It’s one reason researchers at Texas A&M Forest Service suggest all Texans, but especially veterans, take a moment to slow down and enjoy the outdoors.
“‘Forest therapy,’ or forest bathing, outdoor therapy, whatever you would like to call it, it’s been a practice in Japan for centuries,” said District Forester Connor Murnane.
Only in recent years, though, did the practice really take off in the U.S.
At first, coastal states like California and Florida embraced the therapy to help veterans suffering from PTSD. Little by little the past few years, Texas has been doing the same.
“We’ve had blood pressure readings with participants before they go on the therapy walk, and then after that. You can see significant reductions in blood pressure just after going on the walk alone,” Murnane said.

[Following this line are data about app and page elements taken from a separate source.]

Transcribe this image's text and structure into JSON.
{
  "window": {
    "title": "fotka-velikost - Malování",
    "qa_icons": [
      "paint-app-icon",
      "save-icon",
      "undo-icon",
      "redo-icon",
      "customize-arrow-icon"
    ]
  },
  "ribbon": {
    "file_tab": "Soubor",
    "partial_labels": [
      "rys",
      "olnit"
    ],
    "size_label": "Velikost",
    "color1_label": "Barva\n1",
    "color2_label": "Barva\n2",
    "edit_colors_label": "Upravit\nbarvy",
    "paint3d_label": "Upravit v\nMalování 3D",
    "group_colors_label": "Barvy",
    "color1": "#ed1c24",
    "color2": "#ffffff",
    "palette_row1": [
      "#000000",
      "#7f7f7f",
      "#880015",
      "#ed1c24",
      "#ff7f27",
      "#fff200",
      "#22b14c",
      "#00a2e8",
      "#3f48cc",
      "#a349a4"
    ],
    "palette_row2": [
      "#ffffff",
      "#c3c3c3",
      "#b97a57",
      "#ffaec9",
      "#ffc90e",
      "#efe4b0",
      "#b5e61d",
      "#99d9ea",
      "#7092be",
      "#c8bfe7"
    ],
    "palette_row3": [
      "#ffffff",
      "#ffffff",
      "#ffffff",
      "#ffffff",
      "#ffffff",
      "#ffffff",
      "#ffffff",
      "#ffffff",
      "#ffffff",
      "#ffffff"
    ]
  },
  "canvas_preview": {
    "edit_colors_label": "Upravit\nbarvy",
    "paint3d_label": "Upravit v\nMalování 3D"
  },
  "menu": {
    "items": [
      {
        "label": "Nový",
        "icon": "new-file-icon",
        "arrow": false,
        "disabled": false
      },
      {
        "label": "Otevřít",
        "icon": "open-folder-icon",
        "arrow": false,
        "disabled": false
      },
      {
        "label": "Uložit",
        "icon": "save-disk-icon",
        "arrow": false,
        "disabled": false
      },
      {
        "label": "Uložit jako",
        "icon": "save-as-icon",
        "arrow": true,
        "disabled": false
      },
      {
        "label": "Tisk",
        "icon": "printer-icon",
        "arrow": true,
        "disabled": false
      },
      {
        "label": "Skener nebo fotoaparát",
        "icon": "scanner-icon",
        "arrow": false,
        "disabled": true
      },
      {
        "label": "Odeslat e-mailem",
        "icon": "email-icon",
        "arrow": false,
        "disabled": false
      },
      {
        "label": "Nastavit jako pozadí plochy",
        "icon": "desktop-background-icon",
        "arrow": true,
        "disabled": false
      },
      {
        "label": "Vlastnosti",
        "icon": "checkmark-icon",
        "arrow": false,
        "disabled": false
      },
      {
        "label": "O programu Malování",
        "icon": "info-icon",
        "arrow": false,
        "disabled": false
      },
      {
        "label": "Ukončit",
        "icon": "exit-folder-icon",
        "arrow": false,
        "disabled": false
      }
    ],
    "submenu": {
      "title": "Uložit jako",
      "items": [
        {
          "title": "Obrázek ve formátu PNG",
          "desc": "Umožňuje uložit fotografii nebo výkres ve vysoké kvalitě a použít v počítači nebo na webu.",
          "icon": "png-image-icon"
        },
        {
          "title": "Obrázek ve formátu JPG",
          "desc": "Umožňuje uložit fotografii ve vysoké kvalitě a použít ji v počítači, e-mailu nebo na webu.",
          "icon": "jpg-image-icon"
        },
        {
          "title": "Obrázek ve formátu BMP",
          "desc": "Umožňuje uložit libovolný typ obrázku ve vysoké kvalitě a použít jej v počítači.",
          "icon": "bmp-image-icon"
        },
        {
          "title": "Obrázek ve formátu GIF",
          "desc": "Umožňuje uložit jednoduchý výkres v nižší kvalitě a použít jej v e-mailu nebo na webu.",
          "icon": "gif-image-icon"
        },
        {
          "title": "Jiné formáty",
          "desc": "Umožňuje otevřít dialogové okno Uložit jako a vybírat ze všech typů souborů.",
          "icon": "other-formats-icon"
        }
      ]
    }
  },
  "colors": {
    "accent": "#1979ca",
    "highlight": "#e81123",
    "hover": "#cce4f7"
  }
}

He’s quick to point out that any veteran can probably benefit from the practice anywhere, so it doesn’t need to be done in a state park or state forest.
All the therapy requires is a little guidance, no distractions (put away the cell), and mother nature.
“A certified forest therapy guide will really guide you through the walk,” Murnane said. “They want ya’ to be able to slow down, sit down. They want you to notice the insects crawling, or how tall this tree is, or what’s calling out to your nature.”
The forest service currently has a couple of programs using its W.G. Jones State Forest in Conroe.
To date, Munrane estimates about 150 veterans have taken a course and that figure is expected to grow sharply.
“The work the guide is doing here, she’s seen quite a rise in popularity,” Munrane said.
For more info on the different programs and potential benefits to veterans, click here.